======== Data for the task
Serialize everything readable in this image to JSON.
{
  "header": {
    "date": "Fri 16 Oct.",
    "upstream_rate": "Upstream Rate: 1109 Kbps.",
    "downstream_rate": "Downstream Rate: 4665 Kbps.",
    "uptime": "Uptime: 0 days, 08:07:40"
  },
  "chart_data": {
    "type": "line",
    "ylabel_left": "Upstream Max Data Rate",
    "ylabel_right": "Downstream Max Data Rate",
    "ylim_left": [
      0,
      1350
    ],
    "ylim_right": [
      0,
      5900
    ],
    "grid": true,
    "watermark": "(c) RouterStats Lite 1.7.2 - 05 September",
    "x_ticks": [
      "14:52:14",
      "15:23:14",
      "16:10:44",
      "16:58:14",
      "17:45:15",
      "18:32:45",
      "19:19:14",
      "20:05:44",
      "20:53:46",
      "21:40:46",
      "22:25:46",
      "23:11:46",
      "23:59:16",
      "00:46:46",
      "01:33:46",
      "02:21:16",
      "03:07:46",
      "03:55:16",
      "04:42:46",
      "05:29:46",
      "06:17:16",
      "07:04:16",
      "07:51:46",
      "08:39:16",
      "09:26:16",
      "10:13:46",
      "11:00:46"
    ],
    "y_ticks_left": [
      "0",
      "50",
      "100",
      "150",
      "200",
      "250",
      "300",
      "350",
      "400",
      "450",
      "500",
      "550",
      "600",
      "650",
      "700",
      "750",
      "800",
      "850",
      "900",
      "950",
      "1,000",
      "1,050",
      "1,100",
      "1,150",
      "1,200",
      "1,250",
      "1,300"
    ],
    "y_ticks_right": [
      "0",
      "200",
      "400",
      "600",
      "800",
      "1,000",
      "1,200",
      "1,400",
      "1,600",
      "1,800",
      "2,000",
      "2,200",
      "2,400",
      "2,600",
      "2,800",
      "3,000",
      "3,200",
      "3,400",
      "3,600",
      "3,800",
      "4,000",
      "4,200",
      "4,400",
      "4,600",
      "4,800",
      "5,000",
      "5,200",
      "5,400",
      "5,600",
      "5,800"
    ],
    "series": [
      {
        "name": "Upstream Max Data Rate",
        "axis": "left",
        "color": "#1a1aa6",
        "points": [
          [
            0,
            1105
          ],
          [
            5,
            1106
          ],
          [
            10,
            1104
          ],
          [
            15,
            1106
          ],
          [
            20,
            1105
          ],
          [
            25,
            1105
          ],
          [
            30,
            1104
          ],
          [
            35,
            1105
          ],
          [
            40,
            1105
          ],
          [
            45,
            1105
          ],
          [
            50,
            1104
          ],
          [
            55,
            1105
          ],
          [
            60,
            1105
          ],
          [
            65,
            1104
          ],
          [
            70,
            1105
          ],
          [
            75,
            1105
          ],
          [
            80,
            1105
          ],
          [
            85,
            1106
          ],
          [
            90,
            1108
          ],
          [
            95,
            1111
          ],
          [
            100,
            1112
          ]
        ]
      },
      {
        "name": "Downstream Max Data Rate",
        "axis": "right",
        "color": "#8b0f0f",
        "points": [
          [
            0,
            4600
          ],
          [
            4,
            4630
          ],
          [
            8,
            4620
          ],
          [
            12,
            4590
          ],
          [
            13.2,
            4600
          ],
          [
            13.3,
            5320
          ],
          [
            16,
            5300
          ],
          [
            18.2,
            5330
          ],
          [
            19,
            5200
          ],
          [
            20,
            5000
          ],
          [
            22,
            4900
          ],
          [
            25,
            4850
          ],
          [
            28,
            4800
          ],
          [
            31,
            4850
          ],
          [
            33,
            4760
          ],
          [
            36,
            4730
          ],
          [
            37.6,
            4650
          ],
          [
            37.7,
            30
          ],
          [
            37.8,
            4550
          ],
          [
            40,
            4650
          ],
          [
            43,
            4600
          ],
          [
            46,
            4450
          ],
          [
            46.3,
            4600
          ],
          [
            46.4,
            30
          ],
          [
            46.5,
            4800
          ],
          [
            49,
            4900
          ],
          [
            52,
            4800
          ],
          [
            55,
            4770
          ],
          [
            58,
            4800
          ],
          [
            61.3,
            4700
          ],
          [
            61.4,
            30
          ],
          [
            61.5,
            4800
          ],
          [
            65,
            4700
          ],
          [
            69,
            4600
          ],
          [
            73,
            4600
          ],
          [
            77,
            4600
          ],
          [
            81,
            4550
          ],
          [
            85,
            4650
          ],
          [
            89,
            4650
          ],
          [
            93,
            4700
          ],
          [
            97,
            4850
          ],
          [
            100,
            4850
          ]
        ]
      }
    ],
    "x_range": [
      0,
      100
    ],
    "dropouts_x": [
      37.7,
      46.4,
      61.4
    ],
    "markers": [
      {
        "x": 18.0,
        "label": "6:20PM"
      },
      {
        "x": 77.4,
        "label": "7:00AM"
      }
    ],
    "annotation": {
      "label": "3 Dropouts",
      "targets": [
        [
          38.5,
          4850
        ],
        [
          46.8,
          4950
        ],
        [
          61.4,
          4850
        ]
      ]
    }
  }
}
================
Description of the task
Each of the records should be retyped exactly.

Exercise answer
Serialize everything readable in this image to JSON.
{
  "header": {
    "date": "Fri 16 Oct.",
    "upstream_rate": "Upstream Rate: 1109 Kbps.",
    "downstream_rate": "Downstream Rate: 4665 Kbps.",
    "uptime": "Uptime: 0 days, 08:07:40"
  },
  "chart_data": {
    "type": "line",
    "ylabel_left": "Upstream Max Data Rate",
    "ylabel_right": "Downstream Max Data Rate",
    "ylim_left": [
      0,
      1350
    ],
    "ylim_right": [
      0,
      5900
    ],
    "grid": true,
    "watermark": "(c) RouterStats Lite 1.7.2 - 05 September",
    "x_ticks": [
      "14:52:14",
      "15:23:14",
      "16:10:44",
      "16:58:14",
      "17:45:15",
      "18:32:45",
      "19:19:14",
      "20:05:44",
      "20:53:46",
      "21:40:46",
      "22:25:46",
      "23:11:46",
      "23:59:16",
      "00:46:46",
      "01:33:46",
      "02:21:16",
      "03:07:46",
      "03:55:16",
      "04:42:46",
      "05:29:46",
      "06:17:16",
      "07:04:16",
      "07:51:46",
      "08:39:16",
      "09:26:16",
      "10:13:46",
      "11:00:46"
    ],
    "y_ticks_left": [
      "0",
      "50",
      "100",
      "150",
      "200",
      "250",
      "300",
      "350",
      "400",
      "450",
      "500",
      "550",
      "600",
      "650",
      "700",
      "750",
      "800",
      "850",
      "900",
      "950",
      "1,000",
      "1,050",
      "1,100",
      "1,150",
      "1,200",
      "1,250",
      "1,300"
    ],
    "y_ticks_right": [
      "0",
      "200",
      "400",
      "600",
      "800",
      "1,000",
      "1,200",
      "1,400",
      "1,600",
      "1,800",
      "2,000",
      "2,200",
      "2,400",
      "2,600",
      "2,800",
      "3,000",
      "3,200",
      "3,400",
      "3,600",
      "3,800",
      "4,000",
      "4,200",
      "4,400",
      "4,600",
      "4,800",
      "5,000",
      "5,200",
      "5,400",
      "5,600",
      "5,800"
    ],
    "series": [
      {
        "name": "Upstream Max Data Rate",
        "axis": "left",
        "color": "#1a1aa6",
        "points": [
          [
            0,
            1105
          ],
          [
            5,
            1106
          ],
          [
            10,
            1104
          ],
          [
            15,
            1106
          ],
          [
            20,
            1105
          ],
          [
            25,
            1105
          ],
          [
            30,
            1104
          ],
          [
            35,
            1105
          ],
          [
            40,
            1105
          ],
          [
            45,
            1105
          ],
          [
            50,
            1104
          ],
          [
            55,
            1105
          ],
          [
            60,
            1105
          ],
          [
            65,
            1104
          ],
          [
            70,
            1105
          ],
          [
            75,
            1105
          ],
          [
            80,
            1105
          ],
          [
            85,
            1106
          ],
          [
            90,
            1108
          ],
          [
            95,
            1111
          ],
          [
            100,
            1112
          ]
        ]
      },
      {
        "name": "Downstream Max Data Rate",
        "axis": "right",
        "color": "#8b0f0f",
        "points": [
          [
            0,
            4600
          ],
          [
            4,
            4630
          ],
          [
            8,
            4620
          ],
          [
            12,
            4590
          ],
          [
            13.2,
            4600
          ],
          [
            13.3,
            5320
          ],
          [
            16,
            5300
          ],
          [
            18.2,
            5330
          ],
          [
            19,
            5200
          ],
          [
            20,
            5000
          ],
          [
            22,
            4900
          ],
          [
            25,
            4850
          ],
          [
            28,
            4800
          ],
          [
            31,
            4850
          ],
          [
            33,
            4760
          ],
          [
            36,
            4730
          ],
          [
            37.6,
            4650
          ],
          [
            37.7,
            30
          ],
          [
            37.8,
            4550
          ],
          [
            40,
            4650
          ],
          [
            43,
            4600
          ],
          [
            46,
            4450
          ],
          [
            46.3,
            4600
          ],
          [
            46.4,
            30
          ],
          [
            46.5,
            4800
          ],
          [
            49,
            4900
          ],
          [
            52,
            4800
          ],
          [
            55,
            4770
          ],
          [
            58,
            4800
          ],
          [
            61.3,
            4700
          ],
          [
            61.4,
            30
          ],
          [
            61.5,
            4800
          ],
          [
            65,
            4700
          ],
          [
            69,
            4600
          ],
          [
            73,
            4600
          ],
          [
            77,
            4600
          ],
          [
            81,
            4550
          ],
          [
            85,
            4650
          ],
          [
            89,
            4650
          ],
          [
            93,
            4700
          ],
          [
            97,
            4850
          ],
          [
            100,
            4850
          ]
        ]
      }
    ],
    "x_range": [
      0,
      100
    ],
    "dropouts_x": [
      37.7,
      46.4,
      61.4
    ],
    "markers": [
      {
        "x": 18.0,
        "label": "6:20PM"
      },
      {
        "x": 77.4,
        "label": "7:00AM"
      }
    ],
    "annotation": {
      "label": "3 Dropouts",
      "targets": [
        [
          38.5,
          4850
        ],
        [
          46.8,
          4950
        ],
        [
          61.4,
          4850
        ]
      ]
    }
  }
}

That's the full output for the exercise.